* **About this exercise**
Return only those lines of the material that contain "value".

----

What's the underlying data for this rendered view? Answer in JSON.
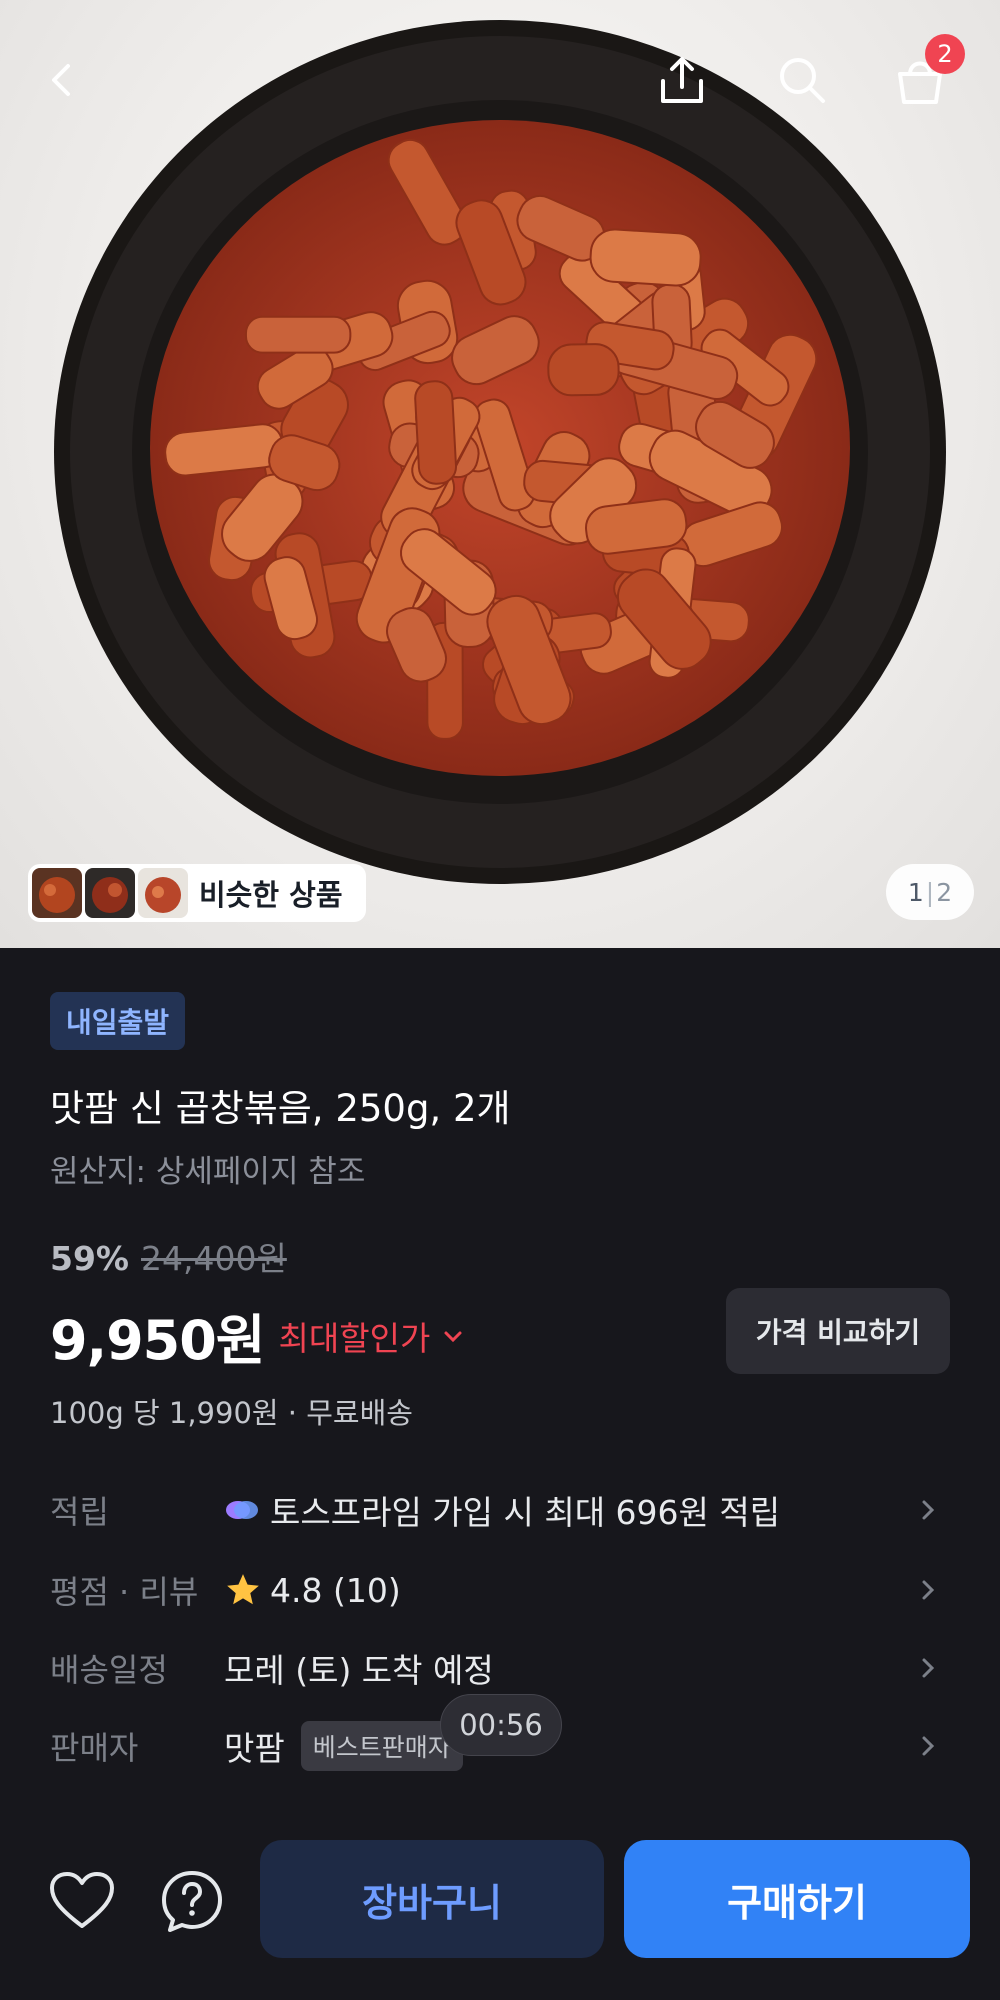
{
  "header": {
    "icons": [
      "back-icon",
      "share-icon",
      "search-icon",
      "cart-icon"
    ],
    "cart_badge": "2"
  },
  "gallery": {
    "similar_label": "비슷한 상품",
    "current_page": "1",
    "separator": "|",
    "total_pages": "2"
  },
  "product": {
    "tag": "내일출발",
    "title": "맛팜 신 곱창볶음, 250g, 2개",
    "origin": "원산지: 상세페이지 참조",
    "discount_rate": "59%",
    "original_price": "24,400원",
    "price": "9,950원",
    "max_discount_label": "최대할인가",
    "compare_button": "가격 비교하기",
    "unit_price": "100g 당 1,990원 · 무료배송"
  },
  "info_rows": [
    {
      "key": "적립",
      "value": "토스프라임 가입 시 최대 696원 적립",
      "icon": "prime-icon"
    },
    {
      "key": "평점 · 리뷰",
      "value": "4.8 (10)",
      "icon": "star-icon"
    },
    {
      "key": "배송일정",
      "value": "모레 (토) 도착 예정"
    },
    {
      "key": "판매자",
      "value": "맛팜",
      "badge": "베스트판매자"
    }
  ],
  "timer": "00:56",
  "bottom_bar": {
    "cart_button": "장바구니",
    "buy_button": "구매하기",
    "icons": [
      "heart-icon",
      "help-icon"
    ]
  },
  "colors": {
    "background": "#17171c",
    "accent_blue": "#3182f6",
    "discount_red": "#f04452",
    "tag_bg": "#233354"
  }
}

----

* **Task result**
      "value": "토스프라임 가입 시 최대 696원 적립",
      "value": "4.8 (10)",
      "value": "모레 (토) 도착 예정"
      "value": "맛팜",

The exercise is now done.